Mehndi designs by Farzana Rayani.


Flowering palms.

Centuries ago, throughout ancient Egypt, the Middle East and southern Asia, a common plant was used as a botanical medicine to treat many common ailments. This plant, known as Lawsonia inermis, was made into a paste and spread over the skin for its deep, cooling effect. The beautiful red dye it left behind soon became a decorative element in celebratory aspects of life. In Egypt, deceased pharaohs would have their fingers and toes stained prior to mummification; later, Indians and Persians would use the paste decoratively for weddings and burials, as well as for members of royalty. Today, we know Lawsonia inermis by its more common Arabic-derived name, henna, and by the celebrated Hindi art of applying henna to the skin, mehndi.

Watching a modern mehndi artist at work can be mesmerizing. The tip of her henna-filled cone, poised over a blank canvas of skin, dances back and forth, up and down, leaving behind an intricate filigree of designs. Mehndi artists have been known to sketch out elaborate peacocks, flowers, feathers and waves, to name just a few of the endless possibilities.

Iti Kalsi, a mehndi artist who has been practising in Vancouver for almost 20 years, explains the process of making henna paste: the henna plant is harvested twice a year in warm regions like India, and the dried leaves of the plant are crushed and powdered before being mixed with water and essential oils to make a smooth, dark green paste. Kalsi uses 100 per cent natural henna imported from India to ensure her mehndi is pure and chemical-free, noting that henna with added dyes is not recommended for the skin. Hers leaves an equally deep mahogany, burgundy or burnt orange colour, which is so desired, especially by brides.


Mehndi artist Farzana Rayani applying henna with a cone.

“While I do festivals, birthday parties and other special events, my most common clients are brides,” says Kalsi. Bridal mehndi is a rite of passage that most Indian brides look forward to. Usually a celebratory evening is dedicated solely to decorating the bride’s hands and feet, and the hands of her close family and friends. “Depending on the complexity of the design, it can take anywhere from four to twelve hours,” Kalsi explains. To obtain the darkest colour possible, the henna is left on for six to eight hours and sometimes even overnight. When the henna is removed, the dyed areas begin to oxidize, causing the mehndi to continuously darken for the next 48 hours.

“There is a myth that the darker the colour gets, the more the mother-in-law will love and cherish the new bride. Most mother-in-laws stress that the mehndi should come out dark. I always joke back that it is their love that will determine the colour,” Kalsi says with a laugh.

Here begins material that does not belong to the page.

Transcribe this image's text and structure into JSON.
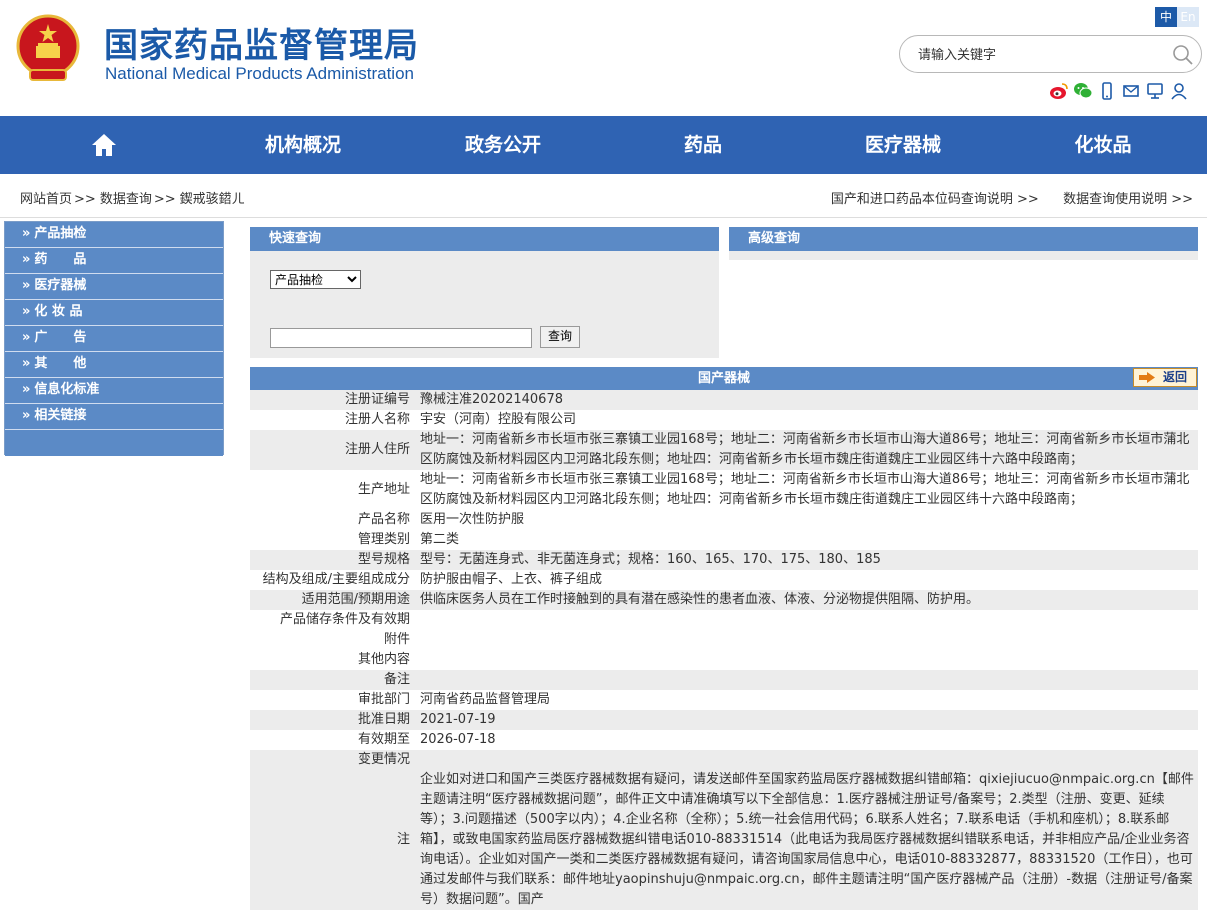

Farzana Rayani, a Vancouver mehndi artist who recently relocated to Calgary, says bridal henna was originally used to calm anxious brides. “The cooling properties of the henna drain the body of heat and force the anxious and stressed-out bride to settle down,” she says.

Over time, it has become as much an artistic practice as a therapeutic one. Rayani passionately explains how mehndi is her avenue of expression. “I do it as much for me as I do it for the bride. It’s my zone, my outlet, my meditation. I can just get lost in it,” she says.

Some brides request to have the groom’s initials hidden on their decorated palms—a nod to the old myth that a marriage cannot be consummated until he spots the letters concealed in the design. “Mehndi is considered a huge aphrodisiac,” says Rayani. “Some say it’s the eucalyptus oil, but I think it’s more than that—there is something simply magical about mehndi.” Surely the intricate art will continue to seduce and enchant us for ages to come.


Post Date:

June 27, 2011